But in effect, this only means Brexit will begin in Spring 2019. The results of leaving the EU, such as all the changes to laws that were once determined by the Union, will take years. As for the economic promises made by the Leave campaign, they may take even longer (if they even exist). This leaving process will begin with The Great Repeal Bill - an as of yet unpublished bill created in order to help a transition from EU laws to UK laws. This bill essentially states that the authority of EU laws will be revoked, and “where practical” will be transposed to domestic laws, able to therefore be adapted as appropriate for the UK.
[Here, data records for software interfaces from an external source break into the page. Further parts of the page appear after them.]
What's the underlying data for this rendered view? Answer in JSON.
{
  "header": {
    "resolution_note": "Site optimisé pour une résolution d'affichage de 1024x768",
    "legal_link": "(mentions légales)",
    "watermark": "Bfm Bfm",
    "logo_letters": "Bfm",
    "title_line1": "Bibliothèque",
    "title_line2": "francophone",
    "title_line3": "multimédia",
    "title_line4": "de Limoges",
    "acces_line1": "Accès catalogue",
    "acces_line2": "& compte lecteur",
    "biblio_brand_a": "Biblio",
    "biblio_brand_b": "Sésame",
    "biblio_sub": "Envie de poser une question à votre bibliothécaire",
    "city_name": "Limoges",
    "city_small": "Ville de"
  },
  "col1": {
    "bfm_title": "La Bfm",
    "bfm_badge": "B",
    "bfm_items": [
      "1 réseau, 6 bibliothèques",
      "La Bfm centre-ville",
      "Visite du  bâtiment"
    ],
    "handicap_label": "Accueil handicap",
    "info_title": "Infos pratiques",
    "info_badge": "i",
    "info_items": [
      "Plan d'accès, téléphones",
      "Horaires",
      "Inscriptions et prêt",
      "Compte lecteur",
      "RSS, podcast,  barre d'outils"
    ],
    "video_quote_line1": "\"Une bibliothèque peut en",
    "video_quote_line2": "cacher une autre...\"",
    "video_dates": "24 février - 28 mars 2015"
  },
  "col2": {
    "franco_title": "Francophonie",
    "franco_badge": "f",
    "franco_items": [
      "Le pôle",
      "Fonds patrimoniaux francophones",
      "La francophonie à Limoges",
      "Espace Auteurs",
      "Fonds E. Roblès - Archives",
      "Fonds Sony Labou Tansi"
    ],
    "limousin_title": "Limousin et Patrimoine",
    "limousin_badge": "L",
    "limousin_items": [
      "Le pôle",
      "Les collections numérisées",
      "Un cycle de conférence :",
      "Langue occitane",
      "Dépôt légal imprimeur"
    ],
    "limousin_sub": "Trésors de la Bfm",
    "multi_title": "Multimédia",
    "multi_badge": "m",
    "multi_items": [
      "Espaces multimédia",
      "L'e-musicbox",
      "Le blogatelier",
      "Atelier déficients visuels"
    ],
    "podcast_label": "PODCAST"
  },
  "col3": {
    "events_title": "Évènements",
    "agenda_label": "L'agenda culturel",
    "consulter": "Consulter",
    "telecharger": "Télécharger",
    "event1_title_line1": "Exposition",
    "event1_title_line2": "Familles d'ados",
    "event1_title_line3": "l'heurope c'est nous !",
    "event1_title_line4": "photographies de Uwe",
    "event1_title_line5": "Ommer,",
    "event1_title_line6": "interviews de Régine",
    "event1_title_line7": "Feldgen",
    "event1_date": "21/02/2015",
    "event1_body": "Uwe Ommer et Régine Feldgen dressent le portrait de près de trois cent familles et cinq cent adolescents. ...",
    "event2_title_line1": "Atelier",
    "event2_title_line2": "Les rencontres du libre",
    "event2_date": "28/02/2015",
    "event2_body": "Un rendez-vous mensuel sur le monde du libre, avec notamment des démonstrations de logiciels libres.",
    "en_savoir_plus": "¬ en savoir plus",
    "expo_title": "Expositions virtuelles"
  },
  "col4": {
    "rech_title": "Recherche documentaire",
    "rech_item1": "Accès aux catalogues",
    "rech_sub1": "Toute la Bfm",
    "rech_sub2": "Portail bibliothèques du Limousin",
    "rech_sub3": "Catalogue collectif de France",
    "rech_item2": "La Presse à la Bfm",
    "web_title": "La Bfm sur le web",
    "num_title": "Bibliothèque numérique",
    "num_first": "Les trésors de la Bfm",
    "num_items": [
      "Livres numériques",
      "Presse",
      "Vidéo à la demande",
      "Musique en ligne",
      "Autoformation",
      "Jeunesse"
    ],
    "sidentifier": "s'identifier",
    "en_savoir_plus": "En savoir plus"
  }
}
A telling part of the Government's briefing on The Great Repeal bill is the quote that adapting EU laws for domestic use “may require major swathes of the statute book to be assessed to determine which laws will be able to function after Brexit day” (Brexit Day not being a national holiday of mourning, but the day the UK officially leaves the European Union). This is where the core issue lies, that in theory we could have left the EU by 2019, but in practice, the changes that will invoke won’t be in play for years.

The main ambiguity with Brexit lies in the fact that these are relatively new and untested laws. Since it was written in 2009, Article 50 has never been invoked, so the estimation of a two year negotiation period is largely a theoretical one. Various MPs such as Philip Hammond, Chancellor of the Exchequer, have noted that the process would likely exceed the two year framework - something that could be dangerous for the prosperity of the UK.